Durham Dials in to New Form of Community Policing
Posted October 17, 2007
Durham, N.C. — Durham County emergency officials this week began using a reverse-911 system as a community-policing tool in an effort to reach efficiently a broad number of people at once.
On Tuesday, about 4,000 residents in Durham's quiet northern neighborhoods received a phone message alerting them of a string of daytime break-ins. On Monday morning, about 250 residents received a message informing them about a homicide that recently occurred in their area.
The CodeRED Emergency System has been in place since last year when Durham County leaders implemented it following the October chemical fire that displaced thousands of Apex residents. Its original intent was to notify the community in the event of a crisis or a disaster.
But with its ability to disseminate about 60,000 messages an hour, officials say it takes less manpower and can be quicker in a situation where public safety is at risk. Other uses could include boil-water advisories, evacuations or information on missing children and most recently, water restrictions.

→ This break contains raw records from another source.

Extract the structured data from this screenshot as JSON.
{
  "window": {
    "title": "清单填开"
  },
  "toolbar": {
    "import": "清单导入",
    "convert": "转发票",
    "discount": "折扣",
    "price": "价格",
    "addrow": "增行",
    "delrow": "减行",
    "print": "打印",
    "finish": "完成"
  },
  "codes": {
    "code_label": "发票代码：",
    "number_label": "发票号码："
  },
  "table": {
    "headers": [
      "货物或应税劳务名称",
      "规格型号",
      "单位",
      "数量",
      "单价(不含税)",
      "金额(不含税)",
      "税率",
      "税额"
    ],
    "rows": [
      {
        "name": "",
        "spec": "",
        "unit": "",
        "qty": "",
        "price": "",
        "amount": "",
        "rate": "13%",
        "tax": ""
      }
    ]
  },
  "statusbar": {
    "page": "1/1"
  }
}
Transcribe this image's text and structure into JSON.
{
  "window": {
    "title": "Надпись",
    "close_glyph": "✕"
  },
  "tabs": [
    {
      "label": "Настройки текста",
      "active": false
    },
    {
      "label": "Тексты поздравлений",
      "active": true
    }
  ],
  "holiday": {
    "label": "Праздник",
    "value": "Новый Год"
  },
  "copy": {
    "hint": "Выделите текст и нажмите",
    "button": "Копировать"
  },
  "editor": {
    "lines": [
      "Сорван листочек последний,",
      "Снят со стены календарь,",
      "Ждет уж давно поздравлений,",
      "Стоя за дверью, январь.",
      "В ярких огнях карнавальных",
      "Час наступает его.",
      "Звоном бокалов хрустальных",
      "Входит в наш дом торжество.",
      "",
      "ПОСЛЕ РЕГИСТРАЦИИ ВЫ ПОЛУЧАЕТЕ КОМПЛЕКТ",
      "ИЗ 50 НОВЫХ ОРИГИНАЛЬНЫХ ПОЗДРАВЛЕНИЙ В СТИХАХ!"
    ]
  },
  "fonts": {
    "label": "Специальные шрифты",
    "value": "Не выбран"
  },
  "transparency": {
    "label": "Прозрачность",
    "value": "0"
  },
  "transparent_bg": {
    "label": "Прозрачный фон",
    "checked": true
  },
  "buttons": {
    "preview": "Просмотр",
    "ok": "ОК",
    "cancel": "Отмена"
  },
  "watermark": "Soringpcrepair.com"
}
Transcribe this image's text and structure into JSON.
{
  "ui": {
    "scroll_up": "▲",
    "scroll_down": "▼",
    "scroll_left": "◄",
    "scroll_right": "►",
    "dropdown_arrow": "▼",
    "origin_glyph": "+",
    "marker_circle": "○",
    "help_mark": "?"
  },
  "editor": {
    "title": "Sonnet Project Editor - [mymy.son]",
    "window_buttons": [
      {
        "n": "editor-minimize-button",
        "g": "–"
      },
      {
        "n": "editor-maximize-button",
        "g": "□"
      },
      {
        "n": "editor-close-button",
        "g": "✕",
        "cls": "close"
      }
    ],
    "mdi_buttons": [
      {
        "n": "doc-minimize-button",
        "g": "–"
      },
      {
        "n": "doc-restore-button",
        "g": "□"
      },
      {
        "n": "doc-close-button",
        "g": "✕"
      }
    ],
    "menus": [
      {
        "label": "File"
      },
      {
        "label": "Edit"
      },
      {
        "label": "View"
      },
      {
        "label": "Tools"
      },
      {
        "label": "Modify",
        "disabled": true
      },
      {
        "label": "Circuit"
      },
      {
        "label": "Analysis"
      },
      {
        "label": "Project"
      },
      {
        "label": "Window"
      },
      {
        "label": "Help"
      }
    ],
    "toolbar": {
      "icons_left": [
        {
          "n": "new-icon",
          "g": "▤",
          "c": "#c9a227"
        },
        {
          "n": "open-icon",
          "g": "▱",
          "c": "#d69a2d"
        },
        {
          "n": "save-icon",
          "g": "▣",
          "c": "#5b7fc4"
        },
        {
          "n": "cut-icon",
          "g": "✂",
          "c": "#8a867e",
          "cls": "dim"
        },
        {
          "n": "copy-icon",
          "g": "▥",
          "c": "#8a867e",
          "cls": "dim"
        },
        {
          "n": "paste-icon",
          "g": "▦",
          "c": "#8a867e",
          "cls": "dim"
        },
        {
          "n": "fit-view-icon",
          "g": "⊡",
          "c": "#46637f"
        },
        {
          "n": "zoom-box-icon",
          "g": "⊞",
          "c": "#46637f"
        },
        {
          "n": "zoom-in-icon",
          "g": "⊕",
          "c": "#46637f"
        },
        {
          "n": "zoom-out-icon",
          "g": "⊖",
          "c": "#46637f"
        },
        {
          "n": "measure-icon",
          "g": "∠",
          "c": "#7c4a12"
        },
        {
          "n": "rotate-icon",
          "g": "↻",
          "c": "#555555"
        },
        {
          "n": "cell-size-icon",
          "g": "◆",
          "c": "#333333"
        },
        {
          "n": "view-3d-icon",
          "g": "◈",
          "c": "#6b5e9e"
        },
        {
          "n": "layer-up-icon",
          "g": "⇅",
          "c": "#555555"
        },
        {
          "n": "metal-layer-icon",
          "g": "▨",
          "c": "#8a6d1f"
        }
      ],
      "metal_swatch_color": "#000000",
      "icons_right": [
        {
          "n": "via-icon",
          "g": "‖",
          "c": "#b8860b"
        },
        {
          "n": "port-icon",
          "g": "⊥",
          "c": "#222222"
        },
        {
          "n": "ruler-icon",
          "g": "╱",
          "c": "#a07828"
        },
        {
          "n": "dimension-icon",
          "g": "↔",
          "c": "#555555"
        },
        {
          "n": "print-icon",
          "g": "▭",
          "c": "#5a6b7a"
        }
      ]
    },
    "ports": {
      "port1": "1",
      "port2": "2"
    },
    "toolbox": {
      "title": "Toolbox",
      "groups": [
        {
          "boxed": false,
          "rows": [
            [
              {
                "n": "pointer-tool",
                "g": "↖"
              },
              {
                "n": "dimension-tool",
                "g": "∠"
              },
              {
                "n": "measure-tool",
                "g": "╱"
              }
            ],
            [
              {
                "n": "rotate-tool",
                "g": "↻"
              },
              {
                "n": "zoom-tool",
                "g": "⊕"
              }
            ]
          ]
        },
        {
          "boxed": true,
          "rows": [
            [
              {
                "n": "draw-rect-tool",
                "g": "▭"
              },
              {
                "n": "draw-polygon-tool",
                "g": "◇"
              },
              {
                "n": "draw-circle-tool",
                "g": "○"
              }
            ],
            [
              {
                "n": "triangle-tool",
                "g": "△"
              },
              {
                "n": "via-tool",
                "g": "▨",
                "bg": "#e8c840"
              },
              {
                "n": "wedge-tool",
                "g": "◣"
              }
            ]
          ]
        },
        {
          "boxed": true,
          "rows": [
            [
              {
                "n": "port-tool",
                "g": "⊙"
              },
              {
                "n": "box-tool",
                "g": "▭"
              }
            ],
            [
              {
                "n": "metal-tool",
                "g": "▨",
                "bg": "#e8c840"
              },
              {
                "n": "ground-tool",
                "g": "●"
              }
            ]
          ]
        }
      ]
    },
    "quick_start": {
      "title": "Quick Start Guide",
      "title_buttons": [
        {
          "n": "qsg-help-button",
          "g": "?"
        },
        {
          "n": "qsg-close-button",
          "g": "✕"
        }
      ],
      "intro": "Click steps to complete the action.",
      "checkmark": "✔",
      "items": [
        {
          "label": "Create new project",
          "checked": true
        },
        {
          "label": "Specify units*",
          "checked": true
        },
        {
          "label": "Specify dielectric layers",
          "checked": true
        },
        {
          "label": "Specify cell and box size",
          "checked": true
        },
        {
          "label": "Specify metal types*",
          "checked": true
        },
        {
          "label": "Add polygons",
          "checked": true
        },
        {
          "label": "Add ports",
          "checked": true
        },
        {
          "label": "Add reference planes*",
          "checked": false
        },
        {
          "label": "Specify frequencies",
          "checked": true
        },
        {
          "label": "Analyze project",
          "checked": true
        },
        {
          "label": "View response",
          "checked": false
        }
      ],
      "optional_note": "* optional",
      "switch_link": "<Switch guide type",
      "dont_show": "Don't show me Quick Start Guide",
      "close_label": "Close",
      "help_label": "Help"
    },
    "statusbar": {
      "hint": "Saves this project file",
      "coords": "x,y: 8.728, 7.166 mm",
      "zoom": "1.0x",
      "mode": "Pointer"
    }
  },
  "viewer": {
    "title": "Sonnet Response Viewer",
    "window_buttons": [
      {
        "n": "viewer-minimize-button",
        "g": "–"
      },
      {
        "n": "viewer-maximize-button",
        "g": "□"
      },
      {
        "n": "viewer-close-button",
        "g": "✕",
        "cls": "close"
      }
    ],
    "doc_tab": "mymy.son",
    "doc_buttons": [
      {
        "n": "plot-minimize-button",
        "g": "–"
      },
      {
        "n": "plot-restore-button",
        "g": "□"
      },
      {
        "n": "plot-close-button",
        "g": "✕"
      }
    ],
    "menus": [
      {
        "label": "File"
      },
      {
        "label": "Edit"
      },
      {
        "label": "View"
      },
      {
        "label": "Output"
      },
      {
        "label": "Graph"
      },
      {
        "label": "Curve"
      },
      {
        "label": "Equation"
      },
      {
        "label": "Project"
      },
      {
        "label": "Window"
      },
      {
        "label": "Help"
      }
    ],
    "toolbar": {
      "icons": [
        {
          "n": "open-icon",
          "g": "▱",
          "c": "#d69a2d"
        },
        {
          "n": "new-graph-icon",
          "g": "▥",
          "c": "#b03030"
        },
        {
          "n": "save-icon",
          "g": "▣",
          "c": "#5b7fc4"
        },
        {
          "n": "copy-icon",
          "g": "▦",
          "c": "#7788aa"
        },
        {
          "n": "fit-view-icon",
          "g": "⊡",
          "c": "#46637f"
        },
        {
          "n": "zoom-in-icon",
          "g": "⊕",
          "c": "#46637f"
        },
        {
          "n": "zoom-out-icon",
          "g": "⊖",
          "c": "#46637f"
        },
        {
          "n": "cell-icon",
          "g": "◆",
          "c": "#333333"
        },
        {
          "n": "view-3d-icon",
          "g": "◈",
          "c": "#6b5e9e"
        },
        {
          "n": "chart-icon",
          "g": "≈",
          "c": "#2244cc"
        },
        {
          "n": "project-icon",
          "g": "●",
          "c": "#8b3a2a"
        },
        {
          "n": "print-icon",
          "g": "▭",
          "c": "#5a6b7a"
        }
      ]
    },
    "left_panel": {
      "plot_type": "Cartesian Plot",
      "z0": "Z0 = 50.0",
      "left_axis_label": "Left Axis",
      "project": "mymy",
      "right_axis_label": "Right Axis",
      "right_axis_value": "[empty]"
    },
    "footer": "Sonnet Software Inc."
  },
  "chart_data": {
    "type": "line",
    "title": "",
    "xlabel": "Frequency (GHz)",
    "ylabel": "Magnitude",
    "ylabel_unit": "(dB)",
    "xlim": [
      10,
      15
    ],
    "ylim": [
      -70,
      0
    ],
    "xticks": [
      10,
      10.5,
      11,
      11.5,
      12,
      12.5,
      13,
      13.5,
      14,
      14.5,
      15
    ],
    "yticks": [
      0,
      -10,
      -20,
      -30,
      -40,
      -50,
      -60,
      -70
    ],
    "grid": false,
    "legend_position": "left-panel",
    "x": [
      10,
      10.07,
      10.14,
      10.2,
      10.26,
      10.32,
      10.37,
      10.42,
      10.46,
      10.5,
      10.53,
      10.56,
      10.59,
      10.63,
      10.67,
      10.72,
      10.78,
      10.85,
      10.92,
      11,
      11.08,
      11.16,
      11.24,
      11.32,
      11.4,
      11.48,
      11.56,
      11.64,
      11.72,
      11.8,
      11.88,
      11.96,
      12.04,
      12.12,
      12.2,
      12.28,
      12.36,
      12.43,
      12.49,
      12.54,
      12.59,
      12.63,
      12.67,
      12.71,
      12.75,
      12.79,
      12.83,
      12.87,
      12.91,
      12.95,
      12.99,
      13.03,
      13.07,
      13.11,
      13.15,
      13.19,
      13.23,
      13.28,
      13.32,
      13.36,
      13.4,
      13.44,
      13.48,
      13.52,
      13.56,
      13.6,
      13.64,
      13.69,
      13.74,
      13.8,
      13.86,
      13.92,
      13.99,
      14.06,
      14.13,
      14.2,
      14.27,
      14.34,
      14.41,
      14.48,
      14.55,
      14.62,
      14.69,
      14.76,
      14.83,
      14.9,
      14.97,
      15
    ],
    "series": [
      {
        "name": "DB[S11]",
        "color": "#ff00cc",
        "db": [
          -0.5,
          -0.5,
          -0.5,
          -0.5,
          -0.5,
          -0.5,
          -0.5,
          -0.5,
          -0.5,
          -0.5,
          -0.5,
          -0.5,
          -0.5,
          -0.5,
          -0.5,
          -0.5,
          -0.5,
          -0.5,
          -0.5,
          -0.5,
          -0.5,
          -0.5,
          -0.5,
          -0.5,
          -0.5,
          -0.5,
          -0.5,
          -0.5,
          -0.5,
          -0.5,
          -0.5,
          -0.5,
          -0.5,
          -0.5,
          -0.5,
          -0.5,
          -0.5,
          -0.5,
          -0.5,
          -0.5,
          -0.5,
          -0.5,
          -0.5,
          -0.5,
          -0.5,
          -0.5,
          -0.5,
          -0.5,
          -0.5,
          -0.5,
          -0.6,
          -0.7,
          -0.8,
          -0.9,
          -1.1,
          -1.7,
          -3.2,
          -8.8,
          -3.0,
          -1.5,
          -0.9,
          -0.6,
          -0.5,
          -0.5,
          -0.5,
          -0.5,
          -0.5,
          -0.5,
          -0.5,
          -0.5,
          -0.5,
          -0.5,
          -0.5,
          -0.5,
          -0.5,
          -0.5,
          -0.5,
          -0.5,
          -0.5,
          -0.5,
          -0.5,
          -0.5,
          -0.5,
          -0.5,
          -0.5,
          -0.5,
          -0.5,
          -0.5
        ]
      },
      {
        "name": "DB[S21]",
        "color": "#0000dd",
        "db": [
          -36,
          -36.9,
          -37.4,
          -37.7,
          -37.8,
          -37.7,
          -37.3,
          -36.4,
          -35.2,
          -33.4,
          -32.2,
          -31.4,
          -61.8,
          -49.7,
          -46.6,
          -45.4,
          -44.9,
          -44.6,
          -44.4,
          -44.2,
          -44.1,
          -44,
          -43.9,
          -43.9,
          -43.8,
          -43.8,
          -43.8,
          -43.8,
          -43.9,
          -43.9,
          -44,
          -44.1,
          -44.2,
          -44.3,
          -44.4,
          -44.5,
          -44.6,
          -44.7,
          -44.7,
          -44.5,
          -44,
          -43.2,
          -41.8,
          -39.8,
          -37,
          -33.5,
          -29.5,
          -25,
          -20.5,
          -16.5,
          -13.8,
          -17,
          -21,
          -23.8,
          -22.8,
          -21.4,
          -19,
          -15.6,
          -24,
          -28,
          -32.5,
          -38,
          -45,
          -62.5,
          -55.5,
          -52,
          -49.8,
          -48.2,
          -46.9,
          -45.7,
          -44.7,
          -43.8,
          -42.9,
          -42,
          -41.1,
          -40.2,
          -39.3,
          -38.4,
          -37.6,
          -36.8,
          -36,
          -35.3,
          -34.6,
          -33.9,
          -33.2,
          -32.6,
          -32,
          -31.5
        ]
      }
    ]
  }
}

"It enables us to reach a lot more people, instead of having to go out knocking on doors, handing out fliers -- those types of things," said Durham Police Maj. B.J. Council.
The system delivers the message to either a live person or an answering machine and makes three attempts to connect to any number. But some who have received the calls think the system might send out the wrong message.
"It makes a lot of questions, and it does make you feel not as safe," said Durham resident Debbie Breuer.
Other, like Robin Rogers, say they like the idea of the calls because it makes them aware of a situation they might otherwise not be aware of. But Rogers, who received a call about the recent string of break-ins, would like to have more information.
"I was a little startled at first," she said. "I didn't know where it had happened. I didn't know whether it was the neighborhood behind me or this neighborhood or just in my ZIP code."
Durham County 911 director Jim Soukup said the idea behind the calls is to give out basic information and insist the calls should make people feel safer, knowing someone's watching out for them on the other end of the line.
The system does have some drawbacks, officials say. The system won't interrupt phone calls or dial-up Internet service.
And it is only available to residents and businesses who use landline phones whose numbers are publicly available. Those who use cellular phones or whose numbers are not listed, will not automatically receive calls.
They can, however, go online to the county's Web site and register for the alerts.